### SUPPLIED ENTRIES
——
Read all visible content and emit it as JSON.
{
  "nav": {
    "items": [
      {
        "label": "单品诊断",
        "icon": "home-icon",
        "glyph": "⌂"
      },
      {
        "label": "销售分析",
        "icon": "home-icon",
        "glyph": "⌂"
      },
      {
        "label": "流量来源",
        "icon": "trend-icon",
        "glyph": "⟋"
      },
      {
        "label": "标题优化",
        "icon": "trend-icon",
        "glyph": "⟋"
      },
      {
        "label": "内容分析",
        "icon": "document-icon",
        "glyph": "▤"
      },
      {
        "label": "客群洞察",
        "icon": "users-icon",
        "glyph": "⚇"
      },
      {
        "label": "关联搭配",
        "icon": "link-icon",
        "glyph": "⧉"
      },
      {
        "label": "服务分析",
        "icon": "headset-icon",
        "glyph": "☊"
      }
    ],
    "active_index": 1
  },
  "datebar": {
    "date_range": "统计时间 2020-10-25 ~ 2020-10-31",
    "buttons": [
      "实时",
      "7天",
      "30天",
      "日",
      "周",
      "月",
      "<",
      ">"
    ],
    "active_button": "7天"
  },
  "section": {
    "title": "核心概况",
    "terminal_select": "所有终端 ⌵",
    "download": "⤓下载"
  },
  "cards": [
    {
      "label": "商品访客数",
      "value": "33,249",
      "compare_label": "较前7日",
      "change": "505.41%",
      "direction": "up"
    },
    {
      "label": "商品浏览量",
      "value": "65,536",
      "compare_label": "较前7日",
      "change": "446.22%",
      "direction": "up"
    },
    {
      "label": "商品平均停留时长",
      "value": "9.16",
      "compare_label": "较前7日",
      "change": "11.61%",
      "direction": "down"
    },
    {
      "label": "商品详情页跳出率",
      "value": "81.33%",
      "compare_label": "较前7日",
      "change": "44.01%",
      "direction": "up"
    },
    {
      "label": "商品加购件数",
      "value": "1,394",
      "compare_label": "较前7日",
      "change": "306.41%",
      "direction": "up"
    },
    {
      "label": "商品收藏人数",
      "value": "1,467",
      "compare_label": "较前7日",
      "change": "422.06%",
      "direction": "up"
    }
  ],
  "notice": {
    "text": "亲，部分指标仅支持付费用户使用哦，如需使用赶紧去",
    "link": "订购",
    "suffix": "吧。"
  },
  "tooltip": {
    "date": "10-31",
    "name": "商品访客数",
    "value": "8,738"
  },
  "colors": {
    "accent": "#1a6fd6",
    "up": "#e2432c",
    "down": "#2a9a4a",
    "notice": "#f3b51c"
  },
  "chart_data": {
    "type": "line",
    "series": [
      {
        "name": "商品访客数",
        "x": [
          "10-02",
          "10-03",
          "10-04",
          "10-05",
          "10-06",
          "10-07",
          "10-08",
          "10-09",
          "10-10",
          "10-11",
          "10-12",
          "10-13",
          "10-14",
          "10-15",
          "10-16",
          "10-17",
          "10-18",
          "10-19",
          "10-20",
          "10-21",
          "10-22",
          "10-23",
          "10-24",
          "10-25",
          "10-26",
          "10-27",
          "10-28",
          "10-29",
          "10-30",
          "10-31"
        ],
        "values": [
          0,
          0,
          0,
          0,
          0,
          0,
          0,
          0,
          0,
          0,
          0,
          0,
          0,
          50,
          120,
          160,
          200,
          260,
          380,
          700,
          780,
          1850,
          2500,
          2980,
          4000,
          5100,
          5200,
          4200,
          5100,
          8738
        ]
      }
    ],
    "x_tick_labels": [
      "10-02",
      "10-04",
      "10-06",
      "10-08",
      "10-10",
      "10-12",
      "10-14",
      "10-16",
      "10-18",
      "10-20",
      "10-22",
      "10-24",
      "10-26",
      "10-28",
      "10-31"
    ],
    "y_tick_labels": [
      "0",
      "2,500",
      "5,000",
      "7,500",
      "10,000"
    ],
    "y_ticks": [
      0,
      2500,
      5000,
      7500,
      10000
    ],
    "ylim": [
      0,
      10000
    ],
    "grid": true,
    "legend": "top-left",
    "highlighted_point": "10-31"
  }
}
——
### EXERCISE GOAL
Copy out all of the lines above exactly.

### FINISHED TASK
Read all visible content and emit it as JSON.
{
  "nav": {
    "items": [
      {
        "label": "单品诊断",
        "icon": "home-icon",
        "glyph": "⌂"
      },
      {
        "label": "销售分析",
        "icon": "home-icon",
        "glyph": "⌂"
      },
      {
        "label": "流量来源",
        "icon": "trend-icon",
        "glyph": "⟋"
      },
      {
        "label": "标题优化",
        "icon": "trend-icon",
        "glyph": "⟋"
      },
      {
        "label": "内容分析",
        "icon": "document-icon",
        "glyph": "▤"
      },
      {
        "label": "客群洞察",
        "icon": "users-icon",
        "glyph": "⚇"
      },
      {
        "label": "关联搭配",
        "icon": "link-icon",
        "glyph": "⧉"
      },
      {
        "label": "服务分析",
        "icon": "headset-icon",
        "glyph": "☊"
      }
    ],
    "active_index": 1
  },
  "datebar": {
    "date_range": "统计时间 2020-10-25 ~ 2020-10-31",
    "buttons": [
      "实时",
      "7天",
      "30天",
      "日",
      "周",
      "月",
      "<",
      ">"
    ],
    "active_button": "7天"
  },
  "section": {
    "title": "核心概况",
    "terminal_select": "所有终端 ⌵",
    "download": "⤓下载"
  },
  "cards": [
    {
      "label": "商品访客数",
      "value": "33,249",
      "compare_label": "较前7日",
      "change": "505.41%",
      "direction": "up"
    },
    {
      "label": "商品浏览量",
      "value": "65,536",
      "compare_label": "较前7日",
      "change": "446.22%",
      "direction": "up"
    },
    {
      "label": "商品平均停留时长",
      "value": "9.16",
      "compare_label": "较前7日",
      "change": "11.61%",
      "direction": "down"
    },
    {
      "label": "商品详情页跳出率",
      "value": "81.33%",
      "compare_label": "较前7日",
      "change": "44.01%",
      "direction": "up"
    },
    {
      "label": "商品加购件数",
      "value": "1,394",
      "compare_label": "较前7日",
      "change": "306.41%",
      "direction": "up"
    },
    {
      "label": "商品收藏人数",
      "value": "1,467",
      "compare_label": "较前7日",
      "change": "422.06%",
      "direction": "up"
    }
  ],
  "notice": {
    "text": "亲，部分指标仅支持付费用户使用哦，如需使用赶紧去",
    "link": "订购",
    "suffix": "吧。"
  },
  "tooltip": {
    "date": "10-31",
    "name": "商品访客数",
    "value": "8,738"
  },
  "colors": {
    "accent": "#1a6fd6",
    "up": "#e2432c",
    "down": "#2a9a4a",
    "notice": "#f3b51c"
  },
  "chart_data": {
    "type": "line",
    "series": [
      {
        "name": "商品访客数",
        "x": [
          "10-02",
          "10-03",
          "10-04",
          "10-05",
          "10-06",
          "10-07",
          "10-08",
          "10-09",
          "10-10",
          "10-11",
          "10-12",
          "10-13",
          "10-14",
          "10-15",
          "10-16",
          "10-17",
          "10-18",
          "10-19",
          "10-20",
          "10-21",
          "10-22",
          "10-23",
          "10-24",
          "10-25",
          "10-26",
          "10-27",
          "10-28",
          "10-29",
          "10-30",
          "10-31"
        ],
        "values": [
          0,
          0,
          0,
          0,
          0,
          0,
          0,
          0,
          0,
          0,
          0,
          0,
          0,
          50,
          120,
          160,
          200,
          260,
          380,
          700,
          780,
          1850,
          2500,
          2980,
          4000,
          5100,
          5200,
          4200,
          5100,
          8738
        ]
      }
    ],
    "x_tick_labels": [
      "10-02",
      "10-04",
      "10-06",
      "10-08",
      "10-10",
      "10-12",
      "10-14",
      "10-16",
      "10-18",
      "10-20",
      "10-22",
      "10-24",
      "10-26",
      "10-28",
      "10-31"
    ],
    "y_tick_labels": [
      "0",
      "2,500",
      "5,000",
      "7,500",
      "10,000"
    ],
    "y_ticks": [
      0,
      2500,
      5000,
      7500,
      10000
    ],
    "ylim": [
      0,
      10000
    ],
    "grid": true,
    "legend": "top-left",
    "highlighted_point": "10-31"
  }
}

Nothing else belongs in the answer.